Special to The Nation
Reaching out to foreign media may have come out of a desire to remind the world that
Nevertheless, it was a step in a more conventional direction - one that could force the Thai government to rethink its own information strategy, according to a Thai government official working on the conflict in the southernmost provinces.
What was interesting, noted the Thai official and Artef Sohko, a youth activist and member of a political action group, the Academy of Patani Raya for Peace and Development (Lempar), was that the
For years, much of the information about the conflict in Thailand's southernmost provinces had been provided by the state, making any reporting lopsided.
But the Thai government will no longer enjoy a monopoly on the flow of information should groups like theBRN, which controls a vast majority of the insurgents on the ground, begin to seriously exercise their communication strategy.
Whether this was a one-time thing remains to be seen. Nevertheless, it was enough to get Thais to seriously think about what the future holds in the realm of communication strategy.
Besides the recent interview with Davis,
As expected, Defence Minister Prawit Wongsuwan rejected the demand that foreign governments observe the peace talks.
Bangkok has never liked the idea of foreign mediation for fear of "internationalising" the conflict, which they feel would give too much legitimacy to the separatists.
Earlier last month, just 10 days after the August 27 launch of MARA Patani in Kuala Lumpur, the DPP reminded the world about their feeling about the Thai state through a statement read out by Abdulkarim Khalid, a member of the movement's youth wing who's also part of the
In the video statement, he
criticised the Thai state for
being insincere and lacking
legitimacy in Malays' historical homeland, which is today's

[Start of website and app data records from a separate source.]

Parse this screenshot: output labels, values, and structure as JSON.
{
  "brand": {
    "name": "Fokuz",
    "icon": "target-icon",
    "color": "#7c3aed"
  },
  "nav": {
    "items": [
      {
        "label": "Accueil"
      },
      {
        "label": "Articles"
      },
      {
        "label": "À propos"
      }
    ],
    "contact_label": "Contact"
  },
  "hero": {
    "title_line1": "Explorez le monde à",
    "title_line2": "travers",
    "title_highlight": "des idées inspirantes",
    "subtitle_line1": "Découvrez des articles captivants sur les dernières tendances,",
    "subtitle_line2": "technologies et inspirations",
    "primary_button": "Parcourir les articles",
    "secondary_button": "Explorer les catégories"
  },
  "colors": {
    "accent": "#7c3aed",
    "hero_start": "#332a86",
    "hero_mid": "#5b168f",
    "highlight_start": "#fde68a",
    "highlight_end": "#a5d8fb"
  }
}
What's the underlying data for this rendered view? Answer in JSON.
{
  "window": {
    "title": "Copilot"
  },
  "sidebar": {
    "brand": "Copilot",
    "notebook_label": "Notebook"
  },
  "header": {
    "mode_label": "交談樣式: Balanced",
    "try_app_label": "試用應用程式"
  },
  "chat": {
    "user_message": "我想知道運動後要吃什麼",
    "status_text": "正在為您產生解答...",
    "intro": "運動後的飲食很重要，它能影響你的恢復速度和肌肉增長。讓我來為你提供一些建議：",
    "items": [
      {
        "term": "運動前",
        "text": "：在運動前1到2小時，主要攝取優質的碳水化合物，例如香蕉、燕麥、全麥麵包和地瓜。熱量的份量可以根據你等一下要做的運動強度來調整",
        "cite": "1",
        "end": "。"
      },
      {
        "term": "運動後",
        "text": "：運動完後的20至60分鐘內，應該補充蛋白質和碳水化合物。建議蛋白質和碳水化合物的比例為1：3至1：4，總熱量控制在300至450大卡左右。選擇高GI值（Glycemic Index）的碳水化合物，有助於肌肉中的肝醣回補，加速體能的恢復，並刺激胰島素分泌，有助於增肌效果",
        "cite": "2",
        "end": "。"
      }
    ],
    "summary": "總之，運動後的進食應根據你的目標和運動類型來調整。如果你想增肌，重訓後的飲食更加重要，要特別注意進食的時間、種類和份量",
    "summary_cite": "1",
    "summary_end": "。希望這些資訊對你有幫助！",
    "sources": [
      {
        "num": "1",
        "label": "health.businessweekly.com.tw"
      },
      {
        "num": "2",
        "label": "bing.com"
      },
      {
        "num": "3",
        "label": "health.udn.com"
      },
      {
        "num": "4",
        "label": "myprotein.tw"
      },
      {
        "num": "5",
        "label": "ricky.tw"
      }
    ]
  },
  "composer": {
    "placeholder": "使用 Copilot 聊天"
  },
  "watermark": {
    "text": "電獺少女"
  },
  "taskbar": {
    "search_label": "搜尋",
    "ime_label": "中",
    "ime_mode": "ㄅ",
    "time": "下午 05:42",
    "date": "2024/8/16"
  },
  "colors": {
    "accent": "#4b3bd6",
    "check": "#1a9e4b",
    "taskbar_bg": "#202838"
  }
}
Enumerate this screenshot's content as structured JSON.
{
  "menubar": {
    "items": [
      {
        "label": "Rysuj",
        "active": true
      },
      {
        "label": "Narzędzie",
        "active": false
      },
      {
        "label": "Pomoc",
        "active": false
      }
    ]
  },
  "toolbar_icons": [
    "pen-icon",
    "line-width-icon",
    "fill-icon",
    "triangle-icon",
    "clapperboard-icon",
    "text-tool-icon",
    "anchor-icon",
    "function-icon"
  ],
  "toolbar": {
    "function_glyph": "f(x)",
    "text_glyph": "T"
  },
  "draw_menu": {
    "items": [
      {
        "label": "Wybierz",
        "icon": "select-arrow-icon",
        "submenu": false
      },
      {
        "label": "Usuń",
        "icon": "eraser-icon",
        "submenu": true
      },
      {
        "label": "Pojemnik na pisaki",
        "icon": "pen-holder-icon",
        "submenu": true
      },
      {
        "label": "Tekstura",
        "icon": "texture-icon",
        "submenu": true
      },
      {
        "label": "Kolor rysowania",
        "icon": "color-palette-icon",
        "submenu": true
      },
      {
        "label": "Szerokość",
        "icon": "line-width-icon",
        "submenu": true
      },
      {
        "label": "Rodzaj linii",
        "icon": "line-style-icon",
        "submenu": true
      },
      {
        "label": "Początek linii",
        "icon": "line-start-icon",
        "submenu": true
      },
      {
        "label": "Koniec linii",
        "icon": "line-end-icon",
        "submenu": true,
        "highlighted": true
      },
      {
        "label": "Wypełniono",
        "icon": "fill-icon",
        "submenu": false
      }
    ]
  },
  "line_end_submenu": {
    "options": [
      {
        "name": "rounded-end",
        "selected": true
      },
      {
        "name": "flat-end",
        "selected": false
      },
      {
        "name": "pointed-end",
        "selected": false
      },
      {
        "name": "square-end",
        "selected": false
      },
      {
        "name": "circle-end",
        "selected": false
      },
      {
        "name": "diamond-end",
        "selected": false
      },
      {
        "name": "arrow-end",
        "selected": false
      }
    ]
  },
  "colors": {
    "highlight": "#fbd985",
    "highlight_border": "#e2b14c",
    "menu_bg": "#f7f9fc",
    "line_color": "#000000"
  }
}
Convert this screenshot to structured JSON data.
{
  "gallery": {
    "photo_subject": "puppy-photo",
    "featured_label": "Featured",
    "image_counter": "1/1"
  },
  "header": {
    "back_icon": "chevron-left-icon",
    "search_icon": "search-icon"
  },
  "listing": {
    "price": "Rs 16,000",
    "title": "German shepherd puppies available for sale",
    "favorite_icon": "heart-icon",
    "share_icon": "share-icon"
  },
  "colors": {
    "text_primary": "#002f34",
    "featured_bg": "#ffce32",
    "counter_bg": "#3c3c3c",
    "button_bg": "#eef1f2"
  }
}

southern border provinces.
It was hard to dismiss Abdulkarim's statement as irrelevant because he was not an unknown entity. The man was at the negotiating table at the previous round of talks launched by the Yingluck government in February 2013.
Abdulkarim was sent to the talks by the DPP under a very strict mandate. He could not negotiate - as theBRN's DPP did not officially endorse the Yingluck initiative - but would observe and report back to the top leaders.
That initiative ended in late 2013 when the designated "BRN
Seven months after the putsch, the junta decided to pick up where the Yingluck team had left off, but with conditions. Prime Minister
Thai officials said "the period of peace", or ceasefire, was to demonstrate that MARA Patani members had adequate command-and-control over the militants on the ground.
Bangkok did not get their "period of peace" but the separatists did form the MARA Patani, a platform for their common strategy and for dealing with the Thais collectively.
MARA Patani was a sideshow, or Track 1.5, to the Yingluck official Track 1 initiative that has Malaysia as designated facilitator.
Today, with Hasan and Abdulkarim abandoning the initiative, the sideshow was elevated to a formal Track 1. But being on Track 1 does not guarantee MARA Patani members formal or meaningful recognition as Bangkok does not want to give away too much too soon to the Patani Malay groups.
But if MARA Patani could secure a buy-in from the DPP, Bangkok just might take them more seriously and grant them the recognition they want, security officials said.
For the time being, MARA Patani, Thailand's dialogue panel (negotiators) and the Malaysian facilitators are pinning their hopes on a small group of young
Two of these individuals - Sukree Hari and Ahmad Chuwo - were paraded to the press in Kuala Lumpur with other MARA Patani representatives. They still called themselves "BRN" but combatants on the ground said, "Who cares?" What matters, in today's context, is who has command-and-control on the ground.
The Thai negotiators, MARA Patani and Kuala Lumpur were hoping that these former teachers from Thamvithya Mulnithi School in Yala could bridge the gap between them and the
But the recently released four-page statement, along with Abdulkarim's statement on YouTube, not to mention the interview with Davis, was
Thai officials have quietly acknowledged that parading the pair to the media in late August along with the MARA Patani may have been a premature move.
Perhaps all sides should have waited until they are certain that these former teachers have secured the needed endorsement from the